Fighting His Conviction
From the confines of the Arizona State Prison, Vigliotto tried to appeal his conviction because he thought the media frenzy denied him a fair trial. He didn’t believe he had done anything wrong before the trial, and that didn’t change once he was sent to jail.
Rumors swirled in the press that Vigliotto was writing his life story for a TV special. The press made him into a celebrity, and his ego grew. People were fascinated by his story, and during his time in prison, his escapades made their way into the daily newspapers.
Trying to Make a Profit
It was rumored that Vigliotto was writing a book about his life that would become a TV special. He also signed up with a chemical company that wanted to pay him $1 million to lend his name to a potency drug. Despite what he did, people were lining up to work with him.
A group of women banded together to declare his innocence and attempted to get him a new trial. Ultimately, nothing ever developed from any of these things. He still felt proud of what he had accomplished.
He Died in Prison
In 1991, Vigliotto died of a brain hemorrhage at 61 years old. He had diabetes and suffered a debilitating stroke in 1988. He had been hospitalized for a week at the medical center. He served eight years of his prison sentence before passing away.
Vigliotto said after his trial that he was joking when he testified about having 105 wives. However, authorities confirmed at least 82, so people believed he told the truth at his trial. It’s also possible that he falsified his claim to achieve record status.
Saving Other Victims
After Vigliotto died, Stoller reflected on the way other prosecutors and defense attorneys treated the case. Everyone thought it was a joke, but Stoller said they should have read the letters that came into his office from the women he victimized.
Stoller also believed that there were a lot of people who weren’t his victims because he went to prison. Vigliotto was good at what he did, and he was only stopped because one woman wasn’t willing to let him get away with his scheme.
Was It Worth It?
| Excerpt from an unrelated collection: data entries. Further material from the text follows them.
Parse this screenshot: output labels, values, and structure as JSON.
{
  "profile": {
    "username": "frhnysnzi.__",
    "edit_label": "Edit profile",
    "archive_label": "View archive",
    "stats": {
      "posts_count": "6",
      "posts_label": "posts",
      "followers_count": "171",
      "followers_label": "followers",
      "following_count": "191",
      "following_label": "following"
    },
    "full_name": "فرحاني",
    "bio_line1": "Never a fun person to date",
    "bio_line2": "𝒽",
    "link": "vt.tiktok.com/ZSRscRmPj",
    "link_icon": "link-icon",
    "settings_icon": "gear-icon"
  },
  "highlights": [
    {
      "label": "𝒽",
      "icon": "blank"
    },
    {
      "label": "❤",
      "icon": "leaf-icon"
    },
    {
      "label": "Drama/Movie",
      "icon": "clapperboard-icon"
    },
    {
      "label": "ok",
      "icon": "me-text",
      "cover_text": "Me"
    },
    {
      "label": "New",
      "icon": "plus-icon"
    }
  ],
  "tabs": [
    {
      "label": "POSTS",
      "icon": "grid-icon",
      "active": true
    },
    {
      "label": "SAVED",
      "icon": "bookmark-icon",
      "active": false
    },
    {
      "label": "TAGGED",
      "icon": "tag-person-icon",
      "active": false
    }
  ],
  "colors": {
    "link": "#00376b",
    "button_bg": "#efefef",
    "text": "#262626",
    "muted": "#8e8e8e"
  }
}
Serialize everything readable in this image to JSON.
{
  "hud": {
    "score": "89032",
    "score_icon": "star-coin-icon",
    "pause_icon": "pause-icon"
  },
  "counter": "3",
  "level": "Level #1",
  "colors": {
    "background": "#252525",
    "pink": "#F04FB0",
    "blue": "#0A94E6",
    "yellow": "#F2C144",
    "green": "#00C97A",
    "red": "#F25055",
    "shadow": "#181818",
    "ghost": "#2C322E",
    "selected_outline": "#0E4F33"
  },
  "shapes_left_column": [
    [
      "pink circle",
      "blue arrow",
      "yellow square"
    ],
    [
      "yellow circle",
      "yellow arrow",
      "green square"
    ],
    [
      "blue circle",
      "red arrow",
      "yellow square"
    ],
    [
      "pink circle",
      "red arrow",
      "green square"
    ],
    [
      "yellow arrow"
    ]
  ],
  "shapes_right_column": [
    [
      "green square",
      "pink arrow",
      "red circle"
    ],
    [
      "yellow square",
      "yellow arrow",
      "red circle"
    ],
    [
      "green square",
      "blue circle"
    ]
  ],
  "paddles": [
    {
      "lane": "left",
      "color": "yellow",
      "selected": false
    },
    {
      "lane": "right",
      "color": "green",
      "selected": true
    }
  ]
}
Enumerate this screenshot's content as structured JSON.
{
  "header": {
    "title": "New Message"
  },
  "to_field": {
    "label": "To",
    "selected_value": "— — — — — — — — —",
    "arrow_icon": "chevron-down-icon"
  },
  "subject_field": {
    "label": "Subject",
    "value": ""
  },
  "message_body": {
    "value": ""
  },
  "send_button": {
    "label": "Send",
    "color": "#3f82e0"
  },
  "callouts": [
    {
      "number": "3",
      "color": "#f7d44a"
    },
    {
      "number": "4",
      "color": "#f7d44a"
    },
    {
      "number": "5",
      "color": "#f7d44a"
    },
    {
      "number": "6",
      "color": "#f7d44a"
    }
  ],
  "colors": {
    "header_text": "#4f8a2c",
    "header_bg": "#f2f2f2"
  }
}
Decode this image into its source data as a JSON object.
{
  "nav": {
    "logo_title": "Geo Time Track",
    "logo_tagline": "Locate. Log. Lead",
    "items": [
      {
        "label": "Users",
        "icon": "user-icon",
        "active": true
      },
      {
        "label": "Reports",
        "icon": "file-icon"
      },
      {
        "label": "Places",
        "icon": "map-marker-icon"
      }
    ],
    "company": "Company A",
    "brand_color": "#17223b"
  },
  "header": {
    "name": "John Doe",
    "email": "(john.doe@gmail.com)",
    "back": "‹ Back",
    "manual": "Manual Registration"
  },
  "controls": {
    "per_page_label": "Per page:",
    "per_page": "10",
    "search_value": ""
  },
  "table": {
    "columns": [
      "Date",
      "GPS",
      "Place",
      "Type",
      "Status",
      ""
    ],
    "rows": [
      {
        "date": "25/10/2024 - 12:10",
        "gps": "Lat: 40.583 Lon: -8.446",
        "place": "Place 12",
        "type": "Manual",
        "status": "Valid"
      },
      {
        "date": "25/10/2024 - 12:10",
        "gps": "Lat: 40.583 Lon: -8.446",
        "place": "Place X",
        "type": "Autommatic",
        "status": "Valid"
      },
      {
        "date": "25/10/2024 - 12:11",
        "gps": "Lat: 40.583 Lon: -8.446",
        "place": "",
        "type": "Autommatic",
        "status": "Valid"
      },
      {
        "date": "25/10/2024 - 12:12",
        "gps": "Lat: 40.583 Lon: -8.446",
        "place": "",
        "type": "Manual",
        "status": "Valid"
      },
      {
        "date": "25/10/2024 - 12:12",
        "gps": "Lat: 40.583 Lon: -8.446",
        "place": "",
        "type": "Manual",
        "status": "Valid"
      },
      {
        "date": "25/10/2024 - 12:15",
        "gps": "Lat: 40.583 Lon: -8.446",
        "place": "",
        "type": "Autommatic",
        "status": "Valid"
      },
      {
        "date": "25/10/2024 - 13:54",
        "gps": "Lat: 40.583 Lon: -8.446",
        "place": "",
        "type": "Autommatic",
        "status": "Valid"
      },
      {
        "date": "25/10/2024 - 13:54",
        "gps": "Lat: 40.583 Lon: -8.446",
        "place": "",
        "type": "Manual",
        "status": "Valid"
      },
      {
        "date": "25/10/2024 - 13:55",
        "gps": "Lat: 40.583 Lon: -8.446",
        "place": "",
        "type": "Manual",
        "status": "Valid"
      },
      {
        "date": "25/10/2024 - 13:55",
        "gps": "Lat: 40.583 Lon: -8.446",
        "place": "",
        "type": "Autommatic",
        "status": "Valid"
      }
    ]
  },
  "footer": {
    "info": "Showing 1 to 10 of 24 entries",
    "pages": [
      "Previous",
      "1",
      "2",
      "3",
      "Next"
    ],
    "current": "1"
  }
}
Some believe it’s possible that Vigliotto made up his fantastic tale to be the world’s biggest bigamist. However, was it worth spending his final years in prison just to be memorialized in the Guinness Book of Records? While he wasn’t innocent, some of his stories might have been false.
Each time he met a woman, he asked for her hand in marriage. Unfortunately for him, the women always said yes. He had this look of pain that probably made so many women want to marry him and care for him.
A Despicable Act
To use marriage and the values of the family to manipulate women is despicable. Prosecutors and the public agreed that he was a terrible person. He took advantage of women who were vulnerable and wanted love. Vigliotto probably scared a lot of them into staying away from love.
Although the victims who came forward have lived private lives since Vigliotto went to jail, we can only hope that they found some peace and happiness. While they couldn’t change what happened to them, the women were able to move on once they got justice.